## Exercise goal
Find every line of the listing below where "Operation" appears, and copy it.

## Provided material
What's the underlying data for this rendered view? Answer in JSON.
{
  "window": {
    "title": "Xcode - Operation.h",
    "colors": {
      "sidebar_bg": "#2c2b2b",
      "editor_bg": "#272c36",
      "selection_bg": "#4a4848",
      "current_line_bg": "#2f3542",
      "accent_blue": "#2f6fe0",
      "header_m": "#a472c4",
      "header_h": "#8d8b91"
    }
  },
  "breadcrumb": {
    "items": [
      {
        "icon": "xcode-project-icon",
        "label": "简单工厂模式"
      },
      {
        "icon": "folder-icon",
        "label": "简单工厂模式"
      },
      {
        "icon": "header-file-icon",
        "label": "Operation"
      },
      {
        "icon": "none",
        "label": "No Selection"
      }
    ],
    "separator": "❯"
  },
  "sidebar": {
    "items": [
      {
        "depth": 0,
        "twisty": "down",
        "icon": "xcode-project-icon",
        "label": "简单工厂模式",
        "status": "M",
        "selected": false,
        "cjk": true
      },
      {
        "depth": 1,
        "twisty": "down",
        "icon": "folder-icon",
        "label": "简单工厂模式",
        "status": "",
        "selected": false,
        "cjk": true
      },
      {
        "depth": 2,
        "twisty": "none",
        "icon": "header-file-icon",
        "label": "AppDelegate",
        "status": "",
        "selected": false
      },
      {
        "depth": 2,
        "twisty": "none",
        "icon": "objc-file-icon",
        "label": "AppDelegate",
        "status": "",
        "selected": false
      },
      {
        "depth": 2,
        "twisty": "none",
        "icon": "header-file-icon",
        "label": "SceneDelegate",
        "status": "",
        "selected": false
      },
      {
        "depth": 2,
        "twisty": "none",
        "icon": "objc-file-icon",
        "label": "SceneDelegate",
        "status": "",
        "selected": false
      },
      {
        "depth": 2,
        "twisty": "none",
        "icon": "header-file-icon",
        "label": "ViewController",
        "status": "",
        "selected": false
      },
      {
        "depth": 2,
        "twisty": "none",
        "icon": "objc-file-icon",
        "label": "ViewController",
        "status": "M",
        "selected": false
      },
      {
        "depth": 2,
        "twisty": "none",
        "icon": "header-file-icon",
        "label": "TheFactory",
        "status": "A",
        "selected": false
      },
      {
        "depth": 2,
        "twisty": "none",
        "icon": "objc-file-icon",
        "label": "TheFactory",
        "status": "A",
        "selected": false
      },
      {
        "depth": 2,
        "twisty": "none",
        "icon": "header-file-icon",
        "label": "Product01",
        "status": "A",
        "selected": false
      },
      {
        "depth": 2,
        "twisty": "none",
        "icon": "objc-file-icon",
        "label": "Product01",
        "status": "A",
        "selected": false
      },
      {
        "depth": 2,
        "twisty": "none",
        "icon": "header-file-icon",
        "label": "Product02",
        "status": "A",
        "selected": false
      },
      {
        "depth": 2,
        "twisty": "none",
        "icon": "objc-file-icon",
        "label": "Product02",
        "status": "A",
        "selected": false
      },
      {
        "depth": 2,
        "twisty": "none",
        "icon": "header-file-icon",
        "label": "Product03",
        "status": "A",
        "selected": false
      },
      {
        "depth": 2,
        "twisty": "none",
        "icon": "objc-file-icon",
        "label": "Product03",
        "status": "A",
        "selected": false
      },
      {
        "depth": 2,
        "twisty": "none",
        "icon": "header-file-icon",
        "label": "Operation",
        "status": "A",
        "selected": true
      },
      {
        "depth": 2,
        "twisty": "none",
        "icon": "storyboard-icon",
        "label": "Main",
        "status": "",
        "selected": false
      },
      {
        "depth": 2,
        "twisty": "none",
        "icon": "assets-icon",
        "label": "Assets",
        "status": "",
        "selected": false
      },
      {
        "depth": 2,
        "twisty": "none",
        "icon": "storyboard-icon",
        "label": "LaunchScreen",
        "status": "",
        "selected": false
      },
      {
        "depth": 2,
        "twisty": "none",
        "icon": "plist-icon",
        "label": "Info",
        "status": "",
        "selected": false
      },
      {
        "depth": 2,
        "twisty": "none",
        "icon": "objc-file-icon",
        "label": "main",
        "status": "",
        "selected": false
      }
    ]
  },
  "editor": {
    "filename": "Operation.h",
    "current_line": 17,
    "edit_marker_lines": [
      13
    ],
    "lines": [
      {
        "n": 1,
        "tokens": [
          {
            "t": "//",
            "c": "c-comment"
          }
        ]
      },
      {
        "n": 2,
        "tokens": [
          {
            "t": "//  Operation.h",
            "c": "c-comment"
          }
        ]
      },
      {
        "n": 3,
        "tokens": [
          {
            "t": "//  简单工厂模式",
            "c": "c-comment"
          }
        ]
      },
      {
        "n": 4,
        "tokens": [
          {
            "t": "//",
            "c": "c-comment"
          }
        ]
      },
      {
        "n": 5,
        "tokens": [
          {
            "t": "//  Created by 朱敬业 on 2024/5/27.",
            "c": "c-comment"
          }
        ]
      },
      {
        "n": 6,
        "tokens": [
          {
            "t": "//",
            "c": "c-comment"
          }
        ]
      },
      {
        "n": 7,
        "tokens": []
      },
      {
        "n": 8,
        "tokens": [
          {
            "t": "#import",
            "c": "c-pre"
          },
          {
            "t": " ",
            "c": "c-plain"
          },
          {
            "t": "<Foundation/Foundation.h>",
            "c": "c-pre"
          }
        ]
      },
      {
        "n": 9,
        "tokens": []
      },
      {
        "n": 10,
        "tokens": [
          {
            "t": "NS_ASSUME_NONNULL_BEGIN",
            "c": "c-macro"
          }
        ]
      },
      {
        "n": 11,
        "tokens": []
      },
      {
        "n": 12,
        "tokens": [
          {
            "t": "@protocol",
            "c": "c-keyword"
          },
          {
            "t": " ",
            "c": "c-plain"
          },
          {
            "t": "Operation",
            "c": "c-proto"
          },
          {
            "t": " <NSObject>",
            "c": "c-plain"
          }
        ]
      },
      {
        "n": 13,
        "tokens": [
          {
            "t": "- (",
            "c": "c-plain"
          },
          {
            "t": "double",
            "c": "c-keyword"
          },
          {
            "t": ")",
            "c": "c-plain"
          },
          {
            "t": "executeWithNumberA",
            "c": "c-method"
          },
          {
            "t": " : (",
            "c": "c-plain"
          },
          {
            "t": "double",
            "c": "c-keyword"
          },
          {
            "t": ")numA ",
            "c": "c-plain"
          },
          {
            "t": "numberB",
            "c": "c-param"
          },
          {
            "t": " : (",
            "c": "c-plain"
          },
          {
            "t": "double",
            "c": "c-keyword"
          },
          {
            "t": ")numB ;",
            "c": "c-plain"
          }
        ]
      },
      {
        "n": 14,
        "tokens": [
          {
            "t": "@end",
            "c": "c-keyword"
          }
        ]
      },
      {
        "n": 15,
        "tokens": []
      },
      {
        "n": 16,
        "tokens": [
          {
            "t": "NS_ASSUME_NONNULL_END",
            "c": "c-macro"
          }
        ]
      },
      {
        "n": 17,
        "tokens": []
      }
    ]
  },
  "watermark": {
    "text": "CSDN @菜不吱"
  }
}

## Written response
    "title": "Xcode - Operation.h",
        "label": "Operation"
        "label": "Operation",
    "filename": "Operation.h",
            "t": "//  Operation.h",
            "t": "Operation",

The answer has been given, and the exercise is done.